Module learning outcomes

By the end of the taught part of the project all students should:

  • have a knowledge and understanding of how the human mind processes music including the perception of pitch, timbre, timing, expectation, emotion and aesthetics and the mechanisms underlying musical performance skills,
  • be able to evaluate the methodology of empirical studies from the field of Music Psychology,
  • be able to design empirical studies from the field of Music Psychology,
  • and be able to apply this knowledge in their own professional approach to teaching, composing, and performing music.

Third years: On completion of the module, in their independent work, students should demonstrate learning outcomes C1-6.

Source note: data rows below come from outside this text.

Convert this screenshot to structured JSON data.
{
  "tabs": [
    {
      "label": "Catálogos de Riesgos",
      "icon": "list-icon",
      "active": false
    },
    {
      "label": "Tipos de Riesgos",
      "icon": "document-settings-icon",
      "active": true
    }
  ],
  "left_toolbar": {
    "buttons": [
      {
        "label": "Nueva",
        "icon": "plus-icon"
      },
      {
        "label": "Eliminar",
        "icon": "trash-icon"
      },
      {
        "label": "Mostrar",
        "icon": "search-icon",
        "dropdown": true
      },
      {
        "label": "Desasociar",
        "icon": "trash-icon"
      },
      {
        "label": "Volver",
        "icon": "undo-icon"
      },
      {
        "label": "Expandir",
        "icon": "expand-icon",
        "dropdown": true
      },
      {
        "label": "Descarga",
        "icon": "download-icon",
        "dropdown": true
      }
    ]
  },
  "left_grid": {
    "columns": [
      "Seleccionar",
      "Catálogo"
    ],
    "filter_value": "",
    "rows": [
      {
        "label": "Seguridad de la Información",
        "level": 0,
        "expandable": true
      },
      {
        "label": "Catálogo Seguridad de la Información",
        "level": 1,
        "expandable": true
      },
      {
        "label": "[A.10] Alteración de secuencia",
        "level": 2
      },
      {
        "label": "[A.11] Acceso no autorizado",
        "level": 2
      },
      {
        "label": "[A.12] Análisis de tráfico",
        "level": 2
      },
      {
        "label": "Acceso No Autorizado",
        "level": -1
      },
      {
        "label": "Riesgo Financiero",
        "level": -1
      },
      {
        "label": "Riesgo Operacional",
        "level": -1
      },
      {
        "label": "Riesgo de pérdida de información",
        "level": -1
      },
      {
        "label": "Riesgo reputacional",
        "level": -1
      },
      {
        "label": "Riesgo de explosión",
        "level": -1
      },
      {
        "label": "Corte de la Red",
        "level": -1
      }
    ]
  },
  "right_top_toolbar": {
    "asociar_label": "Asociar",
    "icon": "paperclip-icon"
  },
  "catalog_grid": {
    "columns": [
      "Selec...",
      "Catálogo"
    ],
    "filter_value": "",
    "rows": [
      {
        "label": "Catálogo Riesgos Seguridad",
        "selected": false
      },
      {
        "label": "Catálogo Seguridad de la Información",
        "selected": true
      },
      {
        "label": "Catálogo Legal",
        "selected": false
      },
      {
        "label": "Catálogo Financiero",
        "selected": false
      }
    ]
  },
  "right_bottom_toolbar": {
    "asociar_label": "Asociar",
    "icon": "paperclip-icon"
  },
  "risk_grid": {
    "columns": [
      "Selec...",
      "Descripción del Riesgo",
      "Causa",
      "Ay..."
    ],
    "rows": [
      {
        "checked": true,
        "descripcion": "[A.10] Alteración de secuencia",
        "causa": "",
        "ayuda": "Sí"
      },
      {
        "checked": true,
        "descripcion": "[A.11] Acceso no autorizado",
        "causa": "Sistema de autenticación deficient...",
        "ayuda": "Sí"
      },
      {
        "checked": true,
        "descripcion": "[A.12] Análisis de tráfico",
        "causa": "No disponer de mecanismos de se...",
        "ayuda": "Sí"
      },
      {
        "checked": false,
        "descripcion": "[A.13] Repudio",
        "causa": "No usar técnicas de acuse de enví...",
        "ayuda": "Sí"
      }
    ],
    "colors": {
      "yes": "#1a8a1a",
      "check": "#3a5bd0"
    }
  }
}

Task Length % of module mark
N/A 80
Oral presentation/seminar/exam
N/A 20

Special assessment rules


Additional assessment information

A literature review of approximately 3000 words on a topic of the student’s choice agreed in tutorial (80%); and a short presentation in class, which will be assessed through a submitted write-up of that presentation, approximately 1000 words (20%).


Task Length % of module mark
Re-assessment: 4000 word essay
N/A 100

Module feedback

Report form with marks to student no later than 20 working days from submission of assessment.

Indicative reading

Hodges, D. & Sebald, D. (2010). Music In the Human Experience: An Introduction to Music Psychology. New York: Routledge.

Hallam, S., Cross, I., Thaut, M. (Eds.) (2009). The Oxford Handbook of Music Psychology. Oxford: University Press.

Goldstein, E.B. (2010). Sensation and Perception. Belmont, CA: Wadsworth.

Deutsch, D. (1999). The psychology of music. Academic Press.



The information on this page is indicative of the module that is currently on offer. The University is constantly exploring ways to enhance and improve its degree programmes and therefore reserves the right to make variations to the content and method of delivery of modules, and to discontinue modules, if such action is reasonably considered to be necessary by the University. Where appropriate, the University will notify and consult with affected students in advance about any changes that are required in line with the University's policy on the Approval of Modifications to Existing Taught Programmes of Study.